◆ Problem description
Write out all of the entries below word for word.

◆ Data extracted from a collection

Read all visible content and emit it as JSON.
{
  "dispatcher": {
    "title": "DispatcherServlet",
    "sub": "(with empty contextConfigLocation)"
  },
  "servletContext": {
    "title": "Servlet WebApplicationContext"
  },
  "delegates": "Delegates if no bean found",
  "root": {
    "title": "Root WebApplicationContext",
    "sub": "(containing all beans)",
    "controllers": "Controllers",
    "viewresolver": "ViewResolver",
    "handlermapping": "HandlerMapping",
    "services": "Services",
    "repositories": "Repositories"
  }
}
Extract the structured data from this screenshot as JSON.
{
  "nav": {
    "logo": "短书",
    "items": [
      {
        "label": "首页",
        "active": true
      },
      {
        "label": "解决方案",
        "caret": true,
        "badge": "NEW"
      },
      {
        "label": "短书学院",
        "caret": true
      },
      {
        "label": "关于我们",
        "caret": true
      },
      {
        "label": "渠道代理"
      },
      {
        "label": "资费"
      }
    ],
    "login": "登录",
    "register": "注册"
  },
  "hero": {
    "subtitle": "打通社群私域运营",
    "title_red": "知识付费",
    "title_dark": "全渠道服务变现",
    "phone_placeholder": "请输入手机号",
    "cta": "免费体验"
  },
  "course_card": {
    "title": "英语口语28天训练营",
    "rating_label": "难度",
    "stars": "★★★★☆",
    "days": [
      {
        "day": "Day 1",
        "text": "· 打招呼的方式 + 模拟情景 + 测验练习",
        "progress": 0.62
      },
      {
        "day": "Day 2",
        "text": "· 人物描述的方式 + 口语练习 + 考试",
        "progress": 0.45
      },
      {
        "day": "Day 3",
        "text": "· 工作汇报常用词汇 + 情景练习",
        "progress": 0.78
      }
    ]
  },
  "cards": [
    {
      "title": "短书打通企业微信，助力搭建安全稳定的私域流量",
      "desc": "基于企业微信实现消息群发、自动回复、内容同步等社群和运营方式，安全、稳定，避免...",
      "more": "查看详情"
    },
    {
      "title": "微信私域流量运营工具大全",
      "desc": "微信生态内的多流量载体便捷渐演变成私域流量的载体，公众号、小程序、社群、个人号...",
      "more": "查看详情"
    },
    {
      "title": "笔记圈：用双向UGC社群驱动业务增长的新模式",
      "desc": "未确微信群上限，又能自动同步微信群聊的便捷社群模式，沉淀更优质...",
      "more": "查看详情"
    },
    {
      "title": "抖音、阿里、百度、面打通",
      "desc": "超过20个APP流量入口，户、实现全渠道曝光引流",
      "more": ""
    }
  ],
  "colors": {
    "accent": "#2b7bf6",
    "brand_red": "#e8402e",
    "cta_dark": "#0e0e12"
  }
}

◆ Result for this exercise
Read all visible content and emit it as JSON.
{
  "dispatcher": {
    "title": "DispatcherServlet",
    "sub": "(with empty contextConfigLocation)"
  },
  "servletContext": {
    "title": "Servlet WebApplicationContext"
  },
  "delegates": "Delegates if no bean found",
  "root": {
    "title": "Root WebApplicationContext",
    "sub": "(containing all beans)",
    "controllers": "Controllers",
    "viewresolver": "ViewResolver",
    "handlermapping": "HandlerMapping",
    "services": "Services",
    "repositories": "Repositories"
  }
}
Extract the structured data from this screenshot as JSON.
{
  "nav": {
    "logo": "短书",
    "items": [
      {
        "label": "首页",
        "active": true
      },
      {
        "label": "解决方案",
        "caret": true,
        "badge": "NEW"
      },
      {
        "label": "短书学院",
        "caret": true
      },
      {
        "label": "关于我们",
        "caret": true
      },
      {
        "label": "渠道代理"
      },
      {
        "label": "资费"
      }
    ],
    "login": "登录",
    "register": "注册"
  },
  "hero": {
    "subtitle": "打通社群私域运营",
    "title_red": "知识付费",
    "title_dark": "全渠道服务变现",
    "phone_placeholder": "请输入手机号",
    "cta": "免费体验"
  },
  "course_card": {
    "title": "英语口语28天训练营",
    "rating_label": "难度",
    "stars": "★★★★☆",
    "days": [
      {
        "day": "Day 1",
        "text": "· 打招呼的方式 + 模拟情景 + 测验练习",
        "progress": 0.62
      },
      {
        "day": "Day 2",
        "text": "· 人物描述的方式 + 口语练习 + 考试",
        "progress": 0.45
      },
      {
        "day": "Day 3",
        "text": "· 工作汇报常用词汇 + 情景练习",
        "progress": 0.78
      }
    ]
  },
  "cards": [
    {
      "title": "短书打通企业微信，助力搭建安全稳定的私域流量",
      "desc": "基于企业微信实现消息群发、自动回复、内容同步等社群和运营方式，安全、稳定，避免...",
      "more": "查看详情"
    },
    {
      "title": "微信私域流量运营工具大全",
      "desc": "微信生态内的多流量载体便捷渐演变成私域流量的载体，公众号、小程序、社群、个人号...",
      "more": "查看详情"
    },
    {
      "title": "笔记圈：用双向UGC社群驱动业务增长的新模式",
      "desc": "未确微信群上限，又能自动同步微信群聊的便捷社群模式，沉淀更优质...",
      "more": "查看详情"
    },
    {
      "title": "抖音、阿里、百度、面打通",
      "desc": "超过20个APP流量入口，户、实现全渠道曝光引流",
      "more": ""
    }
  ],
  "colors": {
    "accent": "#2b7bf6",
    "brand_red": "#e8402e",
    "cta_dark": "#0e0e12"
  }
}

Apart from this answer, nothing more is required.